Eight years after patients in Vermont won the battle for the right to use medical marijuana, the Department of Public Safety is finally releasing the guidelines surrounding dispensaries.
Vermont has some of the strictest guidelines in the county when it comes to medical cannabis. The state is only allowing four dispensaries total. They will only be able to see one patient at a time, and even crazier is the fact that the patient must make an appointment to get their meds. You probably won’t have to worry about time slots though, because the state is cutting off the number of patients at 1000!
The list of qualifying conditions in Vermont is,
- HIV/ AIDS
- multiple sclerosis (MS)
- cachexia or wasting syndrome
- severe pain
- severe nausea
For a state with over a half million people setting such a low number for the amount of patients is sure to become a problem, right now there is only room in the program for one in every 632 residents. Presumably the state will fix this as 1,000 approaches. Just because a person in number 1001 in the program doesn’t mean the medicine is any less valuable to them.
Activists and lawmakers think the strict regulations will keep the federal government from interfering with the program. Virginia Renfrew, a spokeswoman for the Vermont People with AIDS Coalition said,
“I think that hopefully for the federal government when they look at Vermont they look at Vermont as being a model.”

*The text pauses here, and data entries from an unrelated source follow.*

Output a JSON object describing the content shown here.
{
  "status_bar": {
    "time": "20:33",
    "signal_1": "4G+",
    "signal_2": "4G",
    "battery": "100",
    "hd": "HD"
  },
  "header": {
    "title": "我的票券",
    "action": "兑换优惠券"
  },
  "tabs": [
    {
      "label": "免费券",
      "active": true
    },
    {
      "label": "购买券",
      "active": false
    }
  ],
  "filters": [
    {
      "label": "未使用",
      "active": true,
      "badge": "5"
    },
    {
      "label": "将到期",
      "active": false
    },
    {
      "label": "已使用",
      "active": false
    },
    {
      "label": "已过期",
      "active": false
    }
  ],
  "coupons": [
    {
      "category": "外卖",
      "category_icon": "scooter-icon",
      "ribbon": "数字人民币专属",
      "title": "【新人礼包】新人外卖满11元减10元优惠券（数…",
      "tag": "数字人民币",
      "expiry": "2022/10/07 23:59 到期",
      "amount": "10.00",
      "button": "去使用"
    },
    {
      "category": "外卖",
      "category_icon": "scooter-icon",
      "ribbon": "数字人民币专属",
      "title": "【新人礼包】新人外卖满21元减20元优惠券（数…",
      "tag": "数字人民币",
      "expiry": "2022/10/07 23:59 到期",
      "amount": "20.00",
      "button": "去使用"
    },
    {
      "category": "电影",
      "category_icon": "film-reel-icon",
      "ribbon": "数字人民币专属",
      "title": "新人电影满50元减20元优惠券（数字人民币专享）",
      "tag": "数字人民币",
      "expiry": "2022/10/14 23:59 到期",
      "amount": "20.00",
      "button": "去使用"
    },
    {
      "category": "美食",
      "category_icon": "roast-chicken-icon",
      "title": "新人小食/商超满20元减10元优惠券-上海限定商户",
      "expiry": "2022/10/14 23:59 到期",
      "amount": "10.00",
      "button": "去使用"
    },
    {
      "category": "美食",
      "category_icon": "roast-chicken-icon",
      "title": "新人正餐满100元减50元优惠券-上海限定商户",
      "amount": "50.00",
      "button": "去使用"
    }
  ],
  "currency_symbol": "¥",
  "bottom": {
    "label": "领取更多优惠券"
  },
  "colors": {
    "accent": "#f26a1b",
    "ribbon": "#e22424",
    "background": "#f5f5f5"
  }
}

Patients will also need to fork over fifty bucks for a State ID card in order to have access to the four dispensaries, and in signing up to use dispensaries they will be forking over the right to grow their own medicine. For many low income folks this could be a true hardship, many patients who grow use dispensaries to supplement their medicine supply between harvests.